James Moody

Saxophonist, Flutist, Vocalist, Educator
Portrait of James Moody

Photo by Tom Pich/tompich.com


One of the champions of Dizzy Gillespie's music, James Moody was an accomplished musician on the tenor and alto saxophones, as well as the flute, despite being born partially deaf. In addition to his instrumental prowess, Moody was an engaging entertainer, captivating audiences with his personal charm and wit.

Although born in Savannah, he was raised in Newark, New Jersey. His interest in jazz was sparked by a trumpet-playing father who gigged in the Tiny Bradshaw band, and he took up the alto sax, a gift from his uncle, at the age of 16. His first musical training came in the Air Force, and after leaving the service in 1946 he joined the Dizzy Gillespie big band, staying until 1948. Gillespie became his musical mentor.
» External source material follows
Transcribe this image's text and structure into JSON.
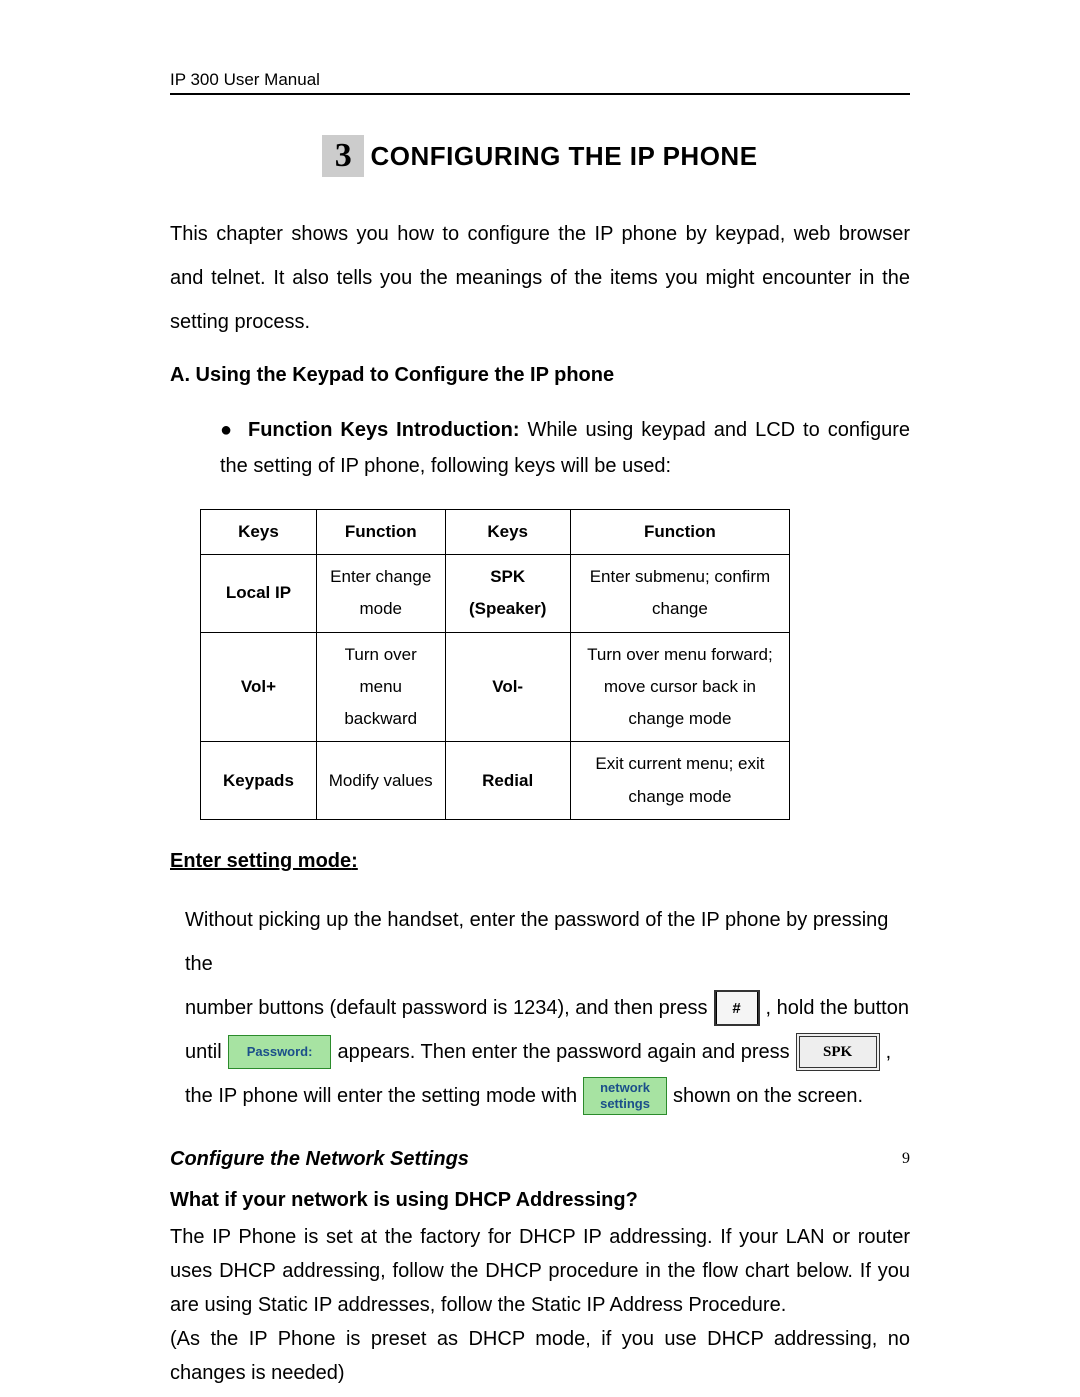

In 1949, he moved to Paris for three years, often playing with visiting American musicians, including the Tadd Dameron- Miles Davis band.

In Sweden he recorded his famous improvisation on "I'm in the Mood For Love" in 1949, playing on an alto saxophone instead of his usual tenor. His solo was later set to lyrics by Eddie Jefferson and recorded by King Pleasure, known as "Moody's Mood for Love," becoming a surprise hit in 1952. Throughout the rest of his career, Moody was more known for the vocal version of the song based on his solo than for the instrumental version itself, and obliged requests for the song by singing his famous solo.

Through the 1950s and 1960s, he led his own bands, and worked alongside other saxophonists, notably Gene Ammons and Sonny Stitt, with whom he co-led a three-tenor sax band. In 1963 he returned to the Gillespie small group, where he largely remained until 1971. In 1975, he moved to Las Vegas and worked numerous hotel and casino shows with singers and comics, picking up the clarinet along the way. In 1979, he left Las Vegas and moved back to New York to lead his own quintet.

Then in 1989 he moved to San Diego, working as a consummate soloist and member of all-star touring units. In the 1990s, he teamed up again with his lifelong friend Dizzy Gillespie to tour Europe and the United States as a member of the United Nations Orchestra. He continually experimented with his music, sometimes including synthesizers and strings on his recordings. Demand for his musicianship extended to college and university campuses for master classes, workshops, and lectures, and he received honorary doctoral degrees from the Florida Memorial College and the Berklee College of Music. In 1997, he played an acting role in the Clint Eastwood film Midnight in the Garden of Good and Evil. In 2010, he was honored with the Jazz Journalists Award for Lifetime Achievement in Jazz.

Selected Discography

James Moody and His Swedish Crowns, Dragon, 1949
Last Train from Overbrook, GRP/Chess, 1954-55
Moody's Party, Telarc, 1995
Moody Plays Mancini, Warner Brothers, 1997
James Moody and Hank Jones, Our Delight, IPO, 2008